At The Reader, we strive to bring you stories from around the city that expose social failings while looking forward to solutions. We’ve done this in stories around COVID-19 health disparities. We asked those fighting for racial justice “Where do we go from here?” after initial protests broke out in late May. And we continued covering protests through mass arrests and mounting tension. We’ve asked questions about what power ordinary citizens have over the Omaha Police Department. The answer: not much.
As we turned toward election coverage, which will appear in our upcoming issue on news stands Thursday, Oct. 1, these same questions resurfaced.
With a close congressional rematch on the horizon, in addition to Nebraska 2nd Congressional District potentially playing a big part in deciding the president, there’s a lot on the line this election. Traditionally East Omaha doesn’t show out to vote in the same numbers as West Omaha.
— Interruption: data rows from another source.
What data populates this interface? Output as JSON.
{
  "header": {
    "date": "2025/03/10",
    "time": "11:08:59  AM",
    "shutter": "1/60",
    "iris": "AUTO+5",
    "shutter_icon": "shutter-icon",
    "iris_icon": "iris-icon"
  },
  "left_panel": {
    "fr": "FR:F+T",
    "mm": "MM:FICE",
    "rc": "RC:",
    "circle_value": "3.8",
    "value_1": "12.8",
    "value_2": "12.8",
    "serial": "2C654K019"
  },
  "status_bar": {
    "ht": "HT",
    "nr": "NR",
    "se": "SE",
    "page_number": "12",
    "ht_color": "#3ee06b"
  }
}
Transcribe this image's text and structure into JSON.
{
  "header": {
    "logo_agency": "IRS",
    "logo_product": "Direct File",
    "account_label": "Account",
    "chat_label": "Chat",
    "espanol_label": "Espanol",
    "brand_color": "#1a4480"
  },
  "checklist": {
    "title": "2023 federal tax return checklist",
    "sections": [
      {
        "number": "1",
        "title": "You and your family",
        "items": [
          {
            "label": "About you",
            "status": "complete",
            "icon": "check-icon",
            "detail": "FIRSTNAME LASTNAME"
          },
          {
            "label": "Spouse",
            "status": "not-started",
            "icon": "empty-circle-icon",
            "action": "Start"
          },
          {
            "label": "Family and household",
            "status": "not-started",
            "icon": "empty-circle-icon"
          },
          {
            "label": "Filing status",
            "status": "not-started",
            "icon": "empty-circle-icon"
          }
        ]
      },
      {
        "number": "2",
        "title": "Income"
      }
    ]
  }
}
That proved true in the primary when some districts there outvoted low-turnout eastern districts 2.5 to one. But that doesn’t have to be the narrative come Nov. 3. In fact if every registered voter in East Omaha showed up 40 days from now, that’d mean nearly 100,000 more votes in Douglas County compared to May.
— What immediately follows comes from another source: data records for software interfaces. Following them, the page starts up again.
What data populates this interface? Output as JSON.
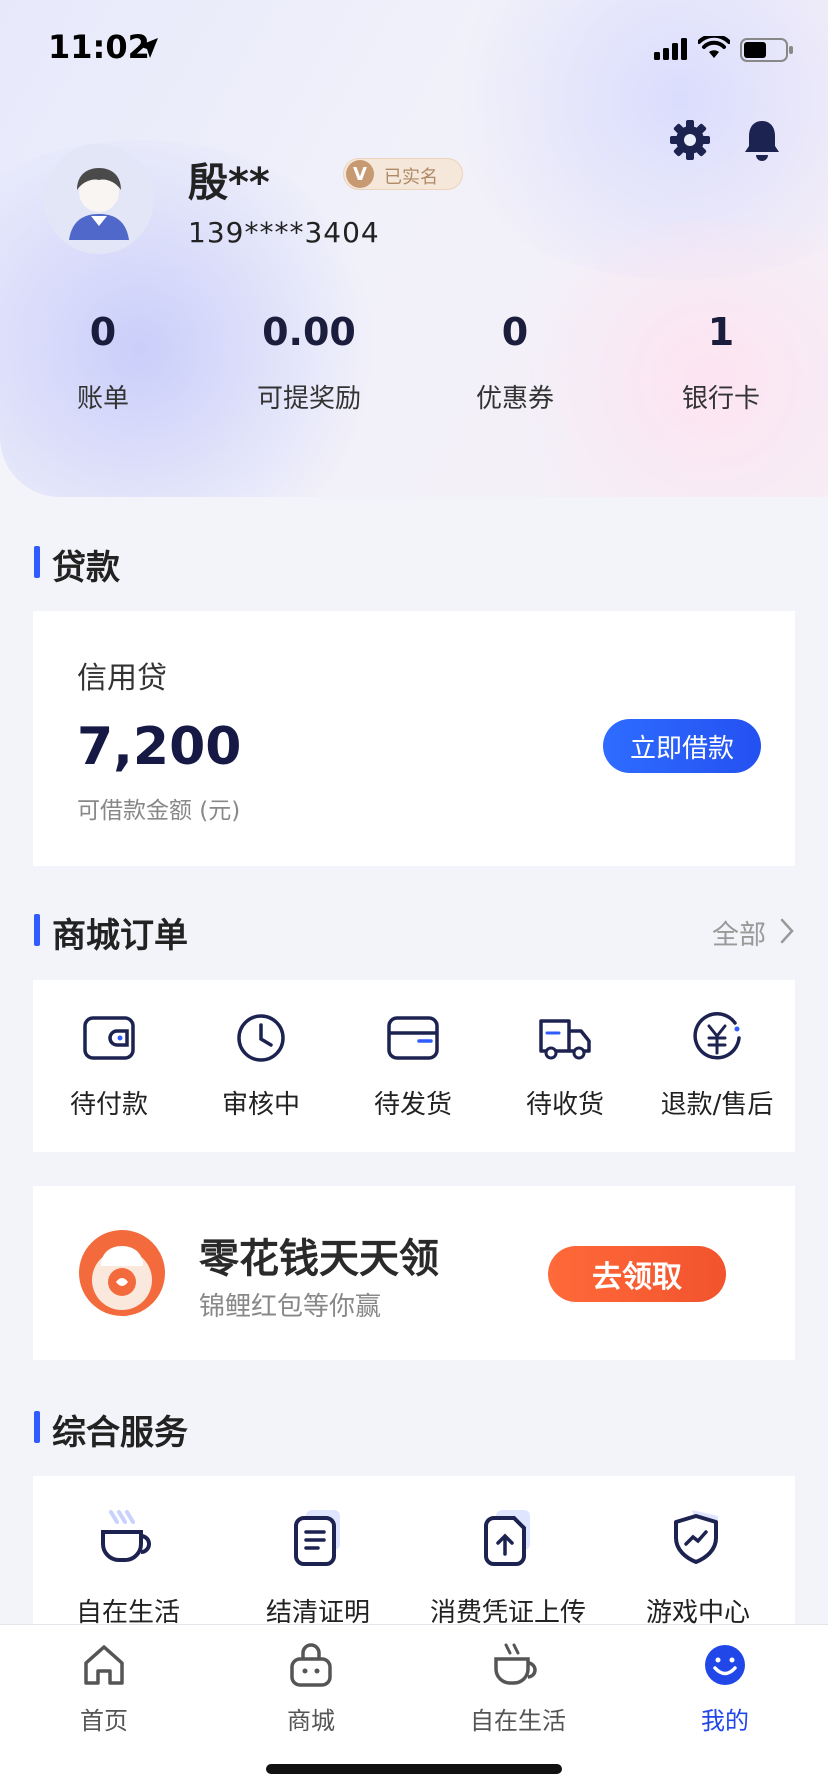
{
  "status_bar": {
    "time": "11:02"
  },
  "profile": {
    "name": "殷**",
    "verified_badge": {
      "letter": "V",
      "text": "已实名"
    },
    "phone": "139****3404"
  },
  "stats": [
    {
      "value": "0",
      "label": "账单"
    },
    {
      "value": "0.00",
      "label": "可提奖励"
    },
    {
      "value": "0",
      "label": "优惠券"
    },
    {
      "value": "1",
      "label": "银行卡"
    }
  ],
  "loan": {
    "section_title": "贷款",
    "product": "信用贷",
    "amount": "7,200",
    "amount_caption": "可借款金额 (元)",
    "button": "立即借款"
  },
  "orders": {
    "section_title": "商城订单",
    "view_all": "全部",
    "items": [
      {
        "label": "待付款",
        "icon": "wallet-icon"
      },
      {
        "label": "审核中",
        "icon": "clock-icon"
      },
      {
        "label": "待发货",
        "icon": "package-icon"
      },
      {
        "label": "待收货",
        "icon": "truck-icon"
      },
      {
        "label": "退款/售后",
        "icon": "yuan-refund-icon"
      }
    ]
  },
  "promo": {
    "title": "零花钱天天领",
    "subtitle": "锦鲤红包等你赢",
    "button": "去领取"
  },
  "services": {
    "section_title": "综合服务",
    "items": [
      {
        "label": "自在生活",
        "icon": "coffee-cup-icon"
      },
      {
        "label": "结清证明",
        "icon": "document-icon"
      },
      {
        "label": "消费凭证上传",
        "icon": "upload-file-icon"
      },
      {
        "label": "游戏中心",
        "icon": "shield-icon"
      }
    ]
  },
  "tabbar": {
    "items": [
      {
        "label": "首页",
        "icon": "home-icon"
      },
      {
        "label": "商城",
        "icon": "shopping-bag-icon"
      },
      {
        "label": "自在生活",
        "icon": "coffee-cup-icon"
      },
      {
        "label": "我的",
        "icon": "smile-icon",
        "active": true
      }
    ]
  },
  "colors": {
    "accent_blue": "#2f5bff",
    "promo_orange": "#f2532d",
    "verified_gold": "#c79a72",
    "text_dark": "#1b1d3d"
  }
}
President Donald Trump beat Hillary Clinton by fewer than 6,000 votes in 2016. Kara Eastman lost to Congressman Don Bacon by fewer than 5,000 two years later.
Protests and a global pandemic have activated more people to social inequities and the viability of solutions, activists said in our upcoming stories. And while we’re going to explore through these issues deeper in those stories, sometimes it’s better to see how the inequity appears visually.
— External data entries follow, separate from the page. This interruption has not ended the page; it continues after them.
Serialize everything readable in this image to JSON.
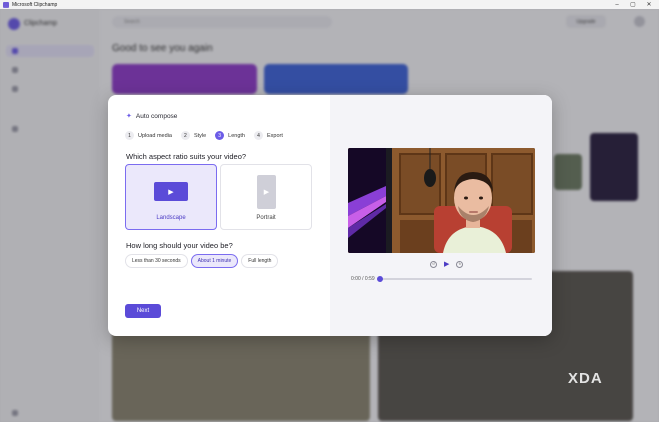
{
  "window": {
    "title": "Microsoft Clipchamp"
  },
  "background": {
    "logo_text": "Clipchamp",
    "search_placeholder": "Search",
    "upgrade_label": "Upgrade",
    "greeting": "Good to see you again"
  },
  "modal": {
    "heading": "Auto compose",
    "steps": [
      {
        "num": "1",
        "label": "Upload media"
      },
      {
        "num": "2",
        "label": "Style"
      },
      {
        "num": "3",
        "label": "Length"
      },
      {
        "num": "4",
        "label": "Export"
      }
    ],
    "current_step": 3,
    "aspect_question": "Which aspect ratio suits your video?",
    "aspects": [
      {
        "label": "Landscape",
        "selected": true
      },
      {
        "label": "Portrait",
        "selected": false
      }
    ],
    "length_question": "How long should your video be?",
    "lengths": [
      {
        "label": "Less than 30 seconds",
        "selected": false
      },
      {
        "label": "About 1 minute",
        "selected": true
      },
      {
        "label": "Full length",
        "selected": false
      }
    ],
    "next_label": "Next"
  },
  "preview": {
    "time": "0:00 / 0:59",
    "progress": 0.0
  },
  "watermark": "XDA",
  "colors": {
    "accent": "#5b4bd8",
    "accent_light": "#ebe8fb"
  }
}
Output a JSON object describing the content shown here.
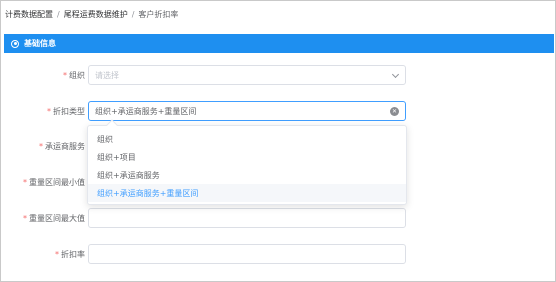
{
  "breadcrumb": {
    "items": [
      "计费数据配置",
      "尾程运费数据维护",
      "客户折扣率"
    ],
    "separator": "/"
  },
  "section": {
    "title": "基础信息",
    "color": "#1e8ff0"
  },
  "form": {
    "org": {
      "label": "组织",
      "placeholder": "请选择"
    },
    "discount_type": {
      "label": "折扣类型",
      "value": "组织+承运商服务+重量区间"
    },
    "carrier_service": {
      "label": "承运商服务",
      "value": ""
    },
    "weight_min": {
      "label": "重量区间最小值",
      "value": ""
    },
    "weight_max": {
      "label": "重量区间最大值",
      "value": ""
    },
    "discount_rate": {
      "label": "折扣率",
      "value": ""
    }
  },
  "dropdown": {
    "options": [
      "组织",
      "组织+项目",
      "组织+承运商服务",
      "组织+承运商服务+重量区间"
    ],
    "selected_index": 3
  },
  "colors": {
    "required": "#f56c6c",
    "selected_option": "#409eff",
    "focus_border": "#409eff"
  }
}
Here are a few of those graphics.
And finally here’s a map from nearly 100 years ago that sectioned Omaha, like many other cities, into categories of investment risk, a practice called redlining.